# Data for this task
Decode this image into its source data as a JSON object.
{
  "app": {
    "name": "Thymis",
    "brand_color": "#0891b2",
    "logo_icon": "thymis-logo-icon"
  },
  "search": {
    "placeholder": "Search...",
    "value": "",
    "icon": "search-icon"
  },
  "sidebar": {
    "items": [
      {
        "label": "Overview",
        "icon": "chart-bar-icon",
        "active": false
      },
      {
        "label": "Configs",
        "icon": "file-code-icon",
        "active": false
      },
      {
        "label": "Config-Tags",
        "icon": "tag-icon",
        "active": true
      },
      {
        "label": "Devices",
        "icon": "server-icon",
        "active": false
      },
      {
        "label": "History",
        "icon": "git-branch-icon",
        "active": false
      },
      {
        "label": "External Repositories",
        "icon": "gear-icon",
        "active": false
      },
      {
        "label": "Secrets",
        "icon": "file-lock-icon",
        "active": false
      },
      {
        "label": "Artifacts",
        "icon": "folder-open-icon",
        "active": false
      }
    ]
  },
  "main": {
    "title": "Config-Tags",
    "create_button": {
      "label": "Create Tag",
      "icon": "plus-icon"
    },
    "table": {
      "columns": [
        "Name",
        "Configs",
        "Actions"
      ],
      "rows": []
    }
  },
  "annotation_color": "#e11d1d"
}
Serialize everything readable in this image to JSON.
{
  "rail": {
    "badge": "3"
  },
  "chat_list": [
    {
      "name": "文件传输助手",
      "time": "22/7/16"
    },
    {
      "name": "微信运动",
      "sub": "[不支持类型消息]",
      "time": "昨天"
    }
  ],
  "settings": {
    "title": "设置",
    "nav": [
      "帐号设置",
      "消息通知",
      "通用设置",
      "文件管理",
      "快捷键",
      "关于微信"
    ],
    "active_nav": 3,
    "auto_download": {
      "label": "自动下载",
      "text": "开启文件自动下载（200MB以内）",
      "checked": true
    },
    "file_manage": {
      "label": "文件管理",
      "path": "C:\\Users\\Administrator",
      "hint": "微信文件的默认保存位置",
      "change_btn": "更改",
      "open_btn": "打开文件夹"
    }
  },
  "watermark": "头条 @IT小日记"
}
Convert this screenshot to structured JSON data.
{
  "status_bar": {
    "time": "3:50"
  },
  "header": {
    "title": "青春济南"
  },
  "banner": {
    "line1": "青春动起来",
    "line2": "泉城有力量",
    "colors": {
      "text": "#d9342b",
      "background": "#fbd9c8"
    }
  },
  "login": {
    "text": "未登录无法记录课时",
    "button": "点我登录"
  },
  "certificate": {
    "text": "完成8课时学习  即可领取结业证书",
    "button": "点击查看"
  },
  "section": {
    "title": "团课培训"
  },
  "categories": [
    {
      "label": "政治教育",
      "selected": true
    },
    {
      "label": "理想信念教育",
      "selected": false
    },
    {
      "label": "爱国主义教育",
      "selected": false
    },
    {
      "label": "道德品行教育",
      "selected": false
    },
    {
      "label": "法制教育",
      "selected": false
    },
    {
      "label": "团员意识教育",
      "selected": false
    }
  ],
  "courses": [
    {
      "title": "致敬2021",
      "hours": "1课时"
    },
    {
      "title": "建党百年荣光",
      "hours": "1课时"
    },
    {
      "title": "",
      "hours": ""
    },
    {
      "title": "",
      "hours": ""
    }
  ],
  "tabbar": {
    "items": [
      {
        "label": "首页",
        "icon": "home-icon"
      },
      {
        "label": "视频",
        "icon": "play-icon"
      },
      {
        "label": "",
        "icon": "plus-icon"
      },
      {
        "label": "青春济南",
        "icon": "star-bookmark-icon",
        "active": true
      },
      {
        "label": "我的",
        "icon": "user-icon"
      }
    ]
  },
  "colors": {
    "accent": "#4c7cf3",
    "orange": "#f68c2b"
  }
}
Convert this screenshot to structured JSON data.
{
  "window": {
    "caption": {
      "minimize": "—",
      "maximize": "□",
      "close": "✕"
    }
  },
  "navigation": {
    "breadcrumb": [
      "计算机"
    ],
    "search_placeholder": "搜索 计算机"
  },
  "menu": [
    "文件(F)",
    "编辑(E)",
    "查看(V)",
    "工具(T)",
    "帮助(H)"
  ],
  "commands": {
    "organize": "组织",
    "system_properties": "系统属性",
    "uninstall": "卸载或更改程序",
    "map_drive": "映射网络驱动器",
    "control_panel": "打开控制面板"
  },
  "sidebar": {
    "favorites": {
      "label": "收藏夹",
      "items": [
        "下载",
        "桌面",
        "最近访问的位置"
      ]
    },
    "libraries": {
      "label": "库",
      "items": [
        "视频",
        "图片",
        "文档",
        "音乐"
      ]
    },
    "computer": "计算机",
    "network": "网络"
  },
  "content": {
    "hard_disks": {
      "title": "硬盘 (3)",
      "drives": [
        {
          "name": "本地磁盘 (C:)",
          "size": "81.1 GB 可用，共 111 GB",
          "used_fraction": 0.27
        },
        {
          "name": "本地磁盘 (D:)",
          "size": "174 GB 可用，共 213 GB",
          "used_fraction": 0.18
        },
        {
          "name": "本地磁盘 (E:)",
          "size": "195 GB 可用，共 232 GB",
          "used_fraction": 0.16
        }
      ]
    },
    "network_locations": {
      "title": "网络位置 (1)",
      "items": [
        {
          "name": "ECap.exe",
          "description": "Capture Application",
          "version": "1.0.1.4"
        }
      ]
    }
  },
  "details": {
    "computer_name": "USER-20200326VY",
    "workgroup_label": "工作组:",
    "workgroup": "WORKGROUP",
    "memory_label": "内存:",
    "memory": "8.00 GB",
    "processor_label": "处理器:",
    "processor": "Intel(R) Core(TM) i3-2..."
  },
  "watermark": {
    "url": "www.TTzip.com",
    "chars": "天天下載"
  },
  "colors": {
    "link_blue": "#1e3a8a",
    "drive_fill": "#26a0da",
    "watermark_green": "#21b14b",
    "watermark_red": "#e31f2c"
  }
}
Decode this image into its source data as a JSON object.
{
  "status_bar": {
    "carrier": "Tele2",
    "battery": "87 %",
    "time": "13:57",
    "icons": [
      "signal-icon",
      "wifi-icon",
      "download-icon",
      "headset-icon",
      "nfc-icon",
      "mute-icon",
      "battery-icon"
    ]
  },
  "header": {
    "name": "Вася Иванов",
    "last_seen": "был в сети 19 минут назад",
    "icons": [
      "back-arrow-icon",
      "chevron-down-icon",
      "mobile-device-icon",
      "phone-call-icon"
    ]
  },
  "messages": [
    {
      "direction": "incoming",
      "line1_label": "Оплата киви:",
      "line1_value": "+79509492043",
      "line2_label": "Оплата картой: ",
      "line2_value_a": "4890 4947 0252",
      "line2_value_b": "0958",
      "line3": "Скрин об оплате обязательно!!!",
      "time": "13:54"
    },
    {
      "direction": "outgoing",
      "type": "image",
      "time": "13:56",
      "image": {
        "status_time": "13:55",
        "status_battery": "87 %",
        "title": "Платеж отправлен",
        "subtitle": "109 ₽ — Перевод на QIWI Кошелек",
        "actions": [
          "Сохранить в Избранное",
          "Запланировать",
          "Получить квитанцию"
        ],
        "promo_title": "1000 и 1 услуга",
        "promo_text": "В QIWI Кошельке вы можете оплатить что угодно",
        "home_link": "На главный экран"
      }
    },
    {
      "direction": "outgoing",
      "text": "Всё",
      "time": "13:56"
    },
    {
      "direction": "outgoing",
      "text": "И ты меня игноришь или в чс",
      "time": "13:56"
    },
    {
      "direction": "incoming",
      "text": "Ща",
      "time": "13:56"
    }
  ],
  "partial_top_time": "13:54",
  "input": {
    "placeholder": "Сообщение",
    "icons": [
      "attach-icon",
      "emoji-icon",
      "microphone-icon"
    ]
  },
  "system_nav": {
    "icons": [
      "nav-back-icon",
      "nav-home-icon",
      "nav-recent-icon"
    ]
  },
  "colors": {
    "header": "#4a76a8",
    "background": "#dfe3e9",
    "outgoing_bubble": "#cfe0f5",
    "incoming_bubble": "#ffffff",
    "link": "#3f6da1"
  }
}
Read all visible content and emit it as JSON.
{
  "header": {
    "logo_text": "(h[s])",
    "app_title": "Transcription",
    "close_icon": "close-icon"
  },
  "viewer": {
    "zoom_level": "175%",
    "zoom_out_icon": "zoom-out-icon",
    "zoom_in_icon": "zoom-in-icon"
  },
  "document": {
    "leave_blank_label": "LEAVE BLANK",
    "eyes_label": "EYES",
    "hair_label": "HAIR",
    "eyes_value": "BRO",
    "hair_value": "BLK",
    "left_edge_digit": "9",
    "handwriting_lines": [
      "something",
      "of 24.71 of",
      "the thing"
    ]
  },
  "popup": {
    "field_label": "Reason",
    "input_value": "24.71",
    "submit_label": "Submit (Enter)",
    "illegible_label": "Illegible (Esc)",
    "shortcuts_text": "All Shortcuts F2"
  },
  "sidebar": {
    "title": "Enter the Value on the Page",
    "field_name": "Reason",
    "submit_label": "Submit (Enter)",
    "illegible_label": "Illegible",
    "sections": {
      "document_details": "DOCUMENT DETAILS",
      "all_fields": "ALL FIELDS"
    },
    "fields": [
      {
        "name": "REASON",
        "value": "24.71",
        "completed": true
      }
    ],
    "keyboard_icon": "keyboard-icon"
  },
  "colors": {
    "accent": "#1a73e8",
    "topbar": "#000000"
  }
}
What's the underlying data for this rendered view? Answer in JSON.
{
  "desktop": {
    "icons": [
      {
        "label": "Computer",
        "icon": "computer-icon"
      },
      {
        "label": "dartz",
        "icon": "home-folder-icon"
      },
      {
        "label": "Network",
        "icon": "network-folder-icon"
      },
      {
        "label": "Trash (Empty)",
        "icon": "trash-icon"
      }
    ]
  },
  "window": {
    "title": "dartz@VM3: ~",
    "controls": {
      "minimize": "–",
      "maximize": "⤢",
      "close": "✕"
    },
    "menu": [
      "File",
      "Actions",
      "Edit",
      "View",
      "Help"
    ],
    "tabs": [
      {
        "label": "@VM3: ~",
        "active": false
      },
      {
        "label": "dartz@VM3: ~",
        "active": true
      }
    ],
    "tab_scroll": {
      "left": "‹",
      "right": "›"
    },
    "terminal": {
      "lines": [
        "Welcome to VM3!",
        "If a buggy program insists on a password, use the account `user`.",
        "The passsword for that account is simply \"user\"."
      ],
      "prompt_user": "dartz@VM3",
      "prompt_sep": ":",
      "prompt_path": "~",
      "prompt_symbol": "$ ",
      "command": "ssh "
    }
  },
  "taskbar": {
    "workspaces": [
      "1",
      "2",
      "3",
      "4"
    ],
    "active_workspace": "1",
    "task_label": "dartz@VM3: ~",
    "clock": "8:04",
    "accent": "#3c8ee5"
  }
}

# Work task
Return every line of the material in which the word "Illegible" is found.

# Completed exercise
    "illegible_label": "Illegible (Esc)",
    "illegible_label": "Illegible",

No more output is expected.